The boat arrived inside a container belonging to the Global Ocean Race management team. There was a rumour going around that Smartboat were seeking a local manufacturer, so I joined Global Ocean Race Director Josh Hall and his business partner Ollie Dewar for a spin, chasing the New Zealand yacht BSL around Port Nicholson.
Cruising out of Lambton Harbour at about 10 knots the boat was surprisingly normal. The bow lifted as we approached planing speed, less than some conventional-looking powerboats, but more than others. With four adults on board, the 150 horse Yamaha outboard pushed it smoothly onto the plane. It heeled into the sudden stiff gusts that make Lambton Harbour such a challenging sailing venue, as I'd expect of a 1.5 tonne 23-footer. Once planing, it ran surprisingly flat, the sharply veed forward sections slicing smoothly through the short low chop north of Evans Bay. The stepped chine threw spray down and out, keeping us totally dry.
The Smartboat's unusual appearance is deceptive. With slab sides and a plumb stem it looks like a scaled-down Volvo 70. But the bottom is all powerboat, with deep-vee forward sections warping to a very shallow vee at the transom.
Out in the channel, the southerly was kicking up a short chop about a foot high, sprinkled with two- to three-foot trenches. With the 150-horse Yamaha turning 3600rpm, the boat stayed dry, though I backed off for the bigger holes. After we filled the 300kg forward water ballast tank, the ride improved and I no longer backed off as we punched the chop comfortably, and faster than I'd be driving the 23-foot aluminium RIB we'd normally use for chasing yachts. Without a speedo, I could only guess, but we were certainly doing more than 20 knots.

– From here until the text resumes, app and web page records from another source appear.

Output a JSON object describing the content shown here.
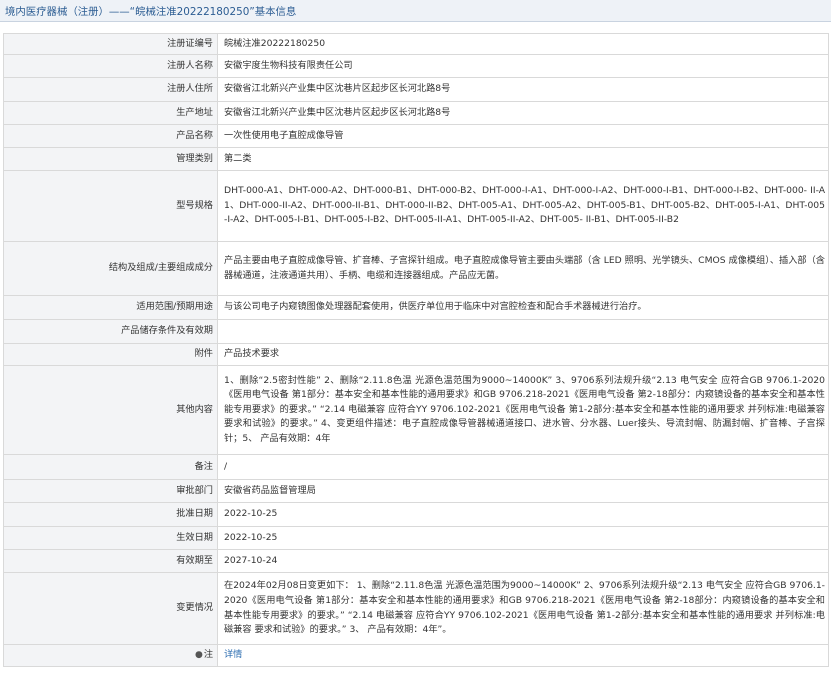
{
  "header": {
    "title": "境内医疗器械（注册）——“皖械注准20222180250”基本信息",
    "title_icon": "document-icon"
  },
  "fields": {
    "reg_no": {
      "label": "注册证编号",
      "value": "皖械注准20222180250"
    },
    "registrant": {
      "label": "注册人名称",
      "value": "安徽宇度生物科技有限责任公司"
    },
    "registrant_address": {
      "label": "注册人住所",
      "value": "安徽省江北新兴产业集中区沈巷片区起步区长河北路8号"
    },
    "production_address": {
      "label": "生产地址",
      "value": "安徽省江北新兴产业集中区沈巷片区起步区长河北路8号"
    },
    "product_name": {
      "label": "产品名称",
      "value": "一次性使用电子直腔成像导管"
    },
    "category": {
      "label": "管理类别",
      "value": "第二类"
    },
    "models": {
      "label": "型号规格",
      "value": "DHT-000-A1、DHT-000-A2、DHT-000-B1、DHT-000-B2、DHT-000-I-A1、DHT-000-I-A2、DHT-000-I-B1、DHT-000-I-B2、DHT-000- II-A1、DHT-000-II-A2、DHT-000-II-B1、DHT-000-II-B2、DHT-005-A1、DHT-005-A2、DHT-005-B1、DHT-005-B2、DHT-005-I-A1、DHT-005-I-A2、DHT-005-I-B1、DHT-005-I-B2、DHT-005-II-A1、DHT-005-II-A2、DHT-005- II-B1、DHT-005-II-B2"
    },
    "structure": {
      "label": "结构及组成/主要组成成分",
      "value": "产品主要由电子直腔成像导管、扩音棒、子宫探针组成。电子直腔成像导管主要由头端部（含 LED 照明、光学镜头、CMOS 成像模组）、插入部（含器械通道，注液通道共用）、手柄、电缆和连接器组成。产品应无菌。"
    },
    "scope": {
      "label": "适用范围/预期用途",
      "value": "与该公司电子内窥镜图像处理器配套使用，供医疗单位用于临床中对宫腔检查和配合手术器械进行治疗。"
    },
    "storage": {
      "label": "产品储存条件及有效期",
      "value": ""
    },
    "attachment": {
      "label": "附件",
      "value": "产品技术要求"
    },
    "other": {
      "label": "其他内容",
      "value": "1、删除“2.5密封性能” 2、删除“2.11.8色温 光源色温范围为9000~14000K” 3、9706系列法规升级“2.13 电气安全 应符合GB 9706.1-2020《医用电气设备 第1部分：基本安全和基本性能的通用要求》和GB 9706.218-2021《医用电气设备 第2-18部分：内窥镜设备的基本安全和基本性能专用要求》的要求。” “2.14 电磁兼容 应符合YY 9706.102-2021《医用电气设备 第1-2部分:基本安全和基本性能的通用要求 并列标准:电磁兼容 要求和试验》的要求。” 4、变更组件描述：电子直腔成像导管器械通道接口、进水管、分水器、Luer接头、导流封帽、防漏封帽、扩音棒、子宫探针；5、 产品有效期：4年"
    },
    "remark": {
      "label": "备注",
      "value": "/"
    },
    "authority": {
      "label": "审批部门",
      "value": "安徽省药品监督管理局"
    },
    "approval_date": {
      "label": "批准日期",
      "value": "2022-10-25"
    },
    "effective_date": {
      "label": "生效日期",
      "value": "2022-10-25"
    },
    "expiry_date": {
      "label": "有效期至",
      "value": "2027-10-24"
    },
    "changes": {
      "label": "变更情况",
      "value": "在2024年02月08日变更如下： 1、删除“2.11.8色温 光源色温范围为9000~14000K” 2、9706系列法规升级“2.13 电气安全 应符合GB 9706.1-2020《医用电气设备 第1部分：基本安全和基本性能的通用要求》和GB 9706.218-2021《医用电气设备 第2-18部分：内窥镜设备的基本安全和基本性能专用要求》的要求。” “2.14 电磁兼容 应符合YY 9706.102-2021《医用电气设备 第1-2部分:基本安全和基本性能的通用要求 并列标准:电磁兼容 要求和试验》的要求。” 3、 产品有效期：4年”。"
    },
    "note": {
      "label": "注",
      "icon": "pin-icon",
      "link_text": "详情"
    }
  },
  "colors": {
    "header_bg": "#eef2f7",
    "header_text": "#2c5d93",
    "label_bg": "#f3f4f6",
    "border": "#d9d9d9",
    "link": "#2b6cb0"
  }
}
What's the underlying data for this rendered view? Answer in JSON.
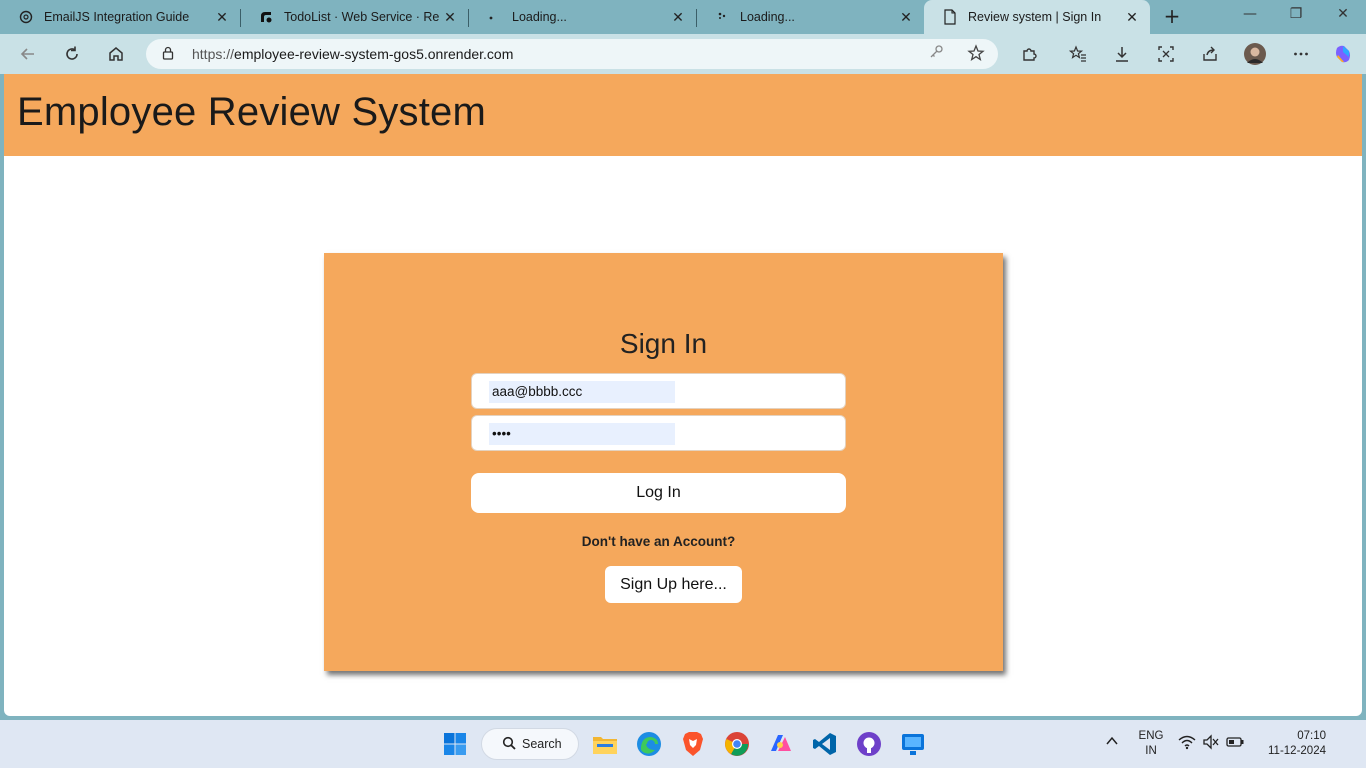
{
  "browser": {
    "tabs": [
      {
        "title": "EmailJS Integration Guide",
        "icon": "openai-icon"
      },
      {
        "title": "TodoList · Web Service · Rende",
        "icon": "render-icon"
      },
      {
        "title": "Loading...",
        "icon": "loading-icon"
      },
      {
        "title": "Loading...",
        "icon": "loading-icon"
      },
      {
        "title": "Review system | Sign In",
        "icon": "page-icon"
      }
    ],
    "url_scheme": "https://",
    "url_host": "employee-review-system-gos5.onrender.com"
  },
  "page": {
    "site_title": "Employee Review System",
    "signin": {
      "title": "Sign In",
      "email_value": "aaa@bbbb.ccc",
      "password_value": "••••",
      "login_label": "Log In",
      "no_account_text": "Don't have an Account?",
      "signup_label": "Sign Up here..."
    }
  },
  "colors": {
    "accent": "#f5a85c",
    "tabstrip": "#7fb3bf",
    "toolbar": "#c9e1e6"
  },
  "taskbar": {
    "search_label": "Search",
    "lang_line1": "ENG",
    "lang_line2": "IN",
    "time": "07:10",
    "date": "11-12-2024"
  }
}
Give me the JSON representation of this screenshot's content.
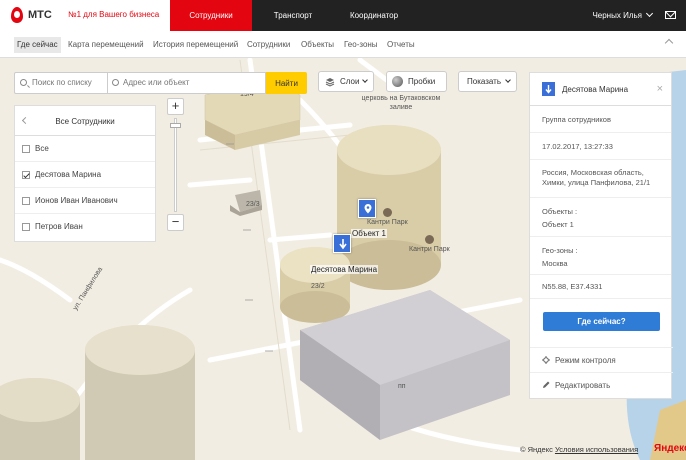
{
  "header": {
    "brand": "МТС",
    "tagline": "№1 для Вашего бизнеса",
    "nav": [
      {
        "label": "Сотрудники",
        "active": true
      },
      {
        "label": "Транспорт",
        "active": false
      },
      {
        "label": "Координатор",
        "active": false
      }
    ],
    "user": "Черных Илья",
    "brand_color": "#e30611"
  },
  "subnav": {
    "items": [
      {
        "label": "Где сейчас",
        "active": true
      },
      {
        "label": "Карта перемещений"
      },
      {
        "label": "История перемещений"
      },
      {
        "label": "Сотрудники"
      },
      {
        "label": "Объекты"
      },
      {
        "label": "Гео-зоны"
      },
      {
        "label": "Отчеты"
      }
    ]
  },
  "search": {
    "list_placeholder": "Поиск по списку",
    "address_placeholder": "Адрес или объект",
    "find_label": "Найти"
  },
  "map_controls": {
    "layers": "Слои",
    "traffic": "Пробки",
    "show": "Показать"
  },
  "employees_panel": {
    "title": "Все Сотрудники",
    "items": [
      {
        "label": "Все",
        "checked": false
      },
      {
        "label": "Десятова Марина",
        "checked": true
      },
      {
        "label": "Ионов Иван Иванович",
        "checked": false
      },
      {
        "label": "Петров Иван",
        "checked": false
      }
    ]
  },
  "map_labels": {
    "building_194": "19/4",
    "church": "церковь на Бутаковском заливе",
    "building_233": "23/3",
    "building_232": "23/2",
    "street": "ул. Панфилова",
    "building_pp": "пп",
    "object1": "Объект 1",
    "kantri_park_1": "Кантри Парк",
    "kantri_park_2": "Кантри Парк",
    "employee_marker": "Десятова Марина"
  },
  "detail_panel": {
    "name": "Десятова Марина",
    "group": "Группа сотрудников",
    "datetime": "17.02.2017, 13:27:33",
    "address": "Россия, Московская область, Химки, улица Панфилова, 21/1",
    "objects_label": "Объекты :",
    "objects_value": "Объект 1",
    "geozones_label": "Гео-зоны :",
    "geozones_value": "Москва",
    "coords": "N55.88, E37.4331",
    "where_button": "Где сейчас?",
    "control_mode": "Режим контроля",
    "edit": "Редактировать"
  },
  "footer": {
    "copyright": "© Яндекс",
    "terms": "Условия использования",
    "logo": "Яндекс"
  }
}
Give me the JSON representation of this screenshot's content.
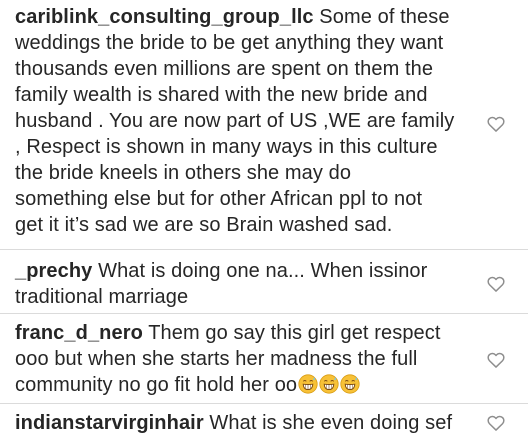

Turning down-sea with full ballast, Josh said: "It'll be fine. Go for it." I did. That's when we got wet. Running over a deepish trough at 3600rpm with full ballast, the bow chucked a curtain of spray straight up. Most of it cleared the steering station before landing in the cockpit. "Gee, thanks Kev!" said the two guys standing behind us. We pumped out the ballast and ran down-sea at 4000rpm without getting any wetter than we already were. The plumb, slab-sided bow seemed to excel in these conditions. It sliced cleanly into the back of each wave without sheering aside. The boat doesn't decelerate when the bow hits the back of a wave.
The slab sides make it easy to bring the Smartboat 23 alongside. This boat had a couple of mattress-shaped bumpers, about 2 metres long, 75mm thick, and wide enough to cover the topsides almost down to the chines. With these in place, Josh brought the Smartboat alongside a 40-foot yacht exactly how we'd do it with an RIB.
Overall impression? Kilo for kilo, the Smartboat compares favourably with conventional powerboats. It runs comfortably into a head sea at a reasonable cruising speed. I didn't try to measure the fuel consumption, but the way it drives suggests it should be economical. Even with a diesel sterndrive, it's light enough to tow behind decent-sized SUV or ute, though its maximum beam exceeds the 2.5 metre legal limit. It's marketed in Europe as a day boat, but the two bunks offer serviceable, albeit spartan, overnight accommodation. It'll adapt readily to fishing, diving, and water-skiing. With the raised forward sundeck, it would make a good chase-boat. Either way, it won't like tonnes of accessories. Its performance depends on its light weight.
2 bunks & toilet
Van Peteghem & Lauriot Prévost (VPLP)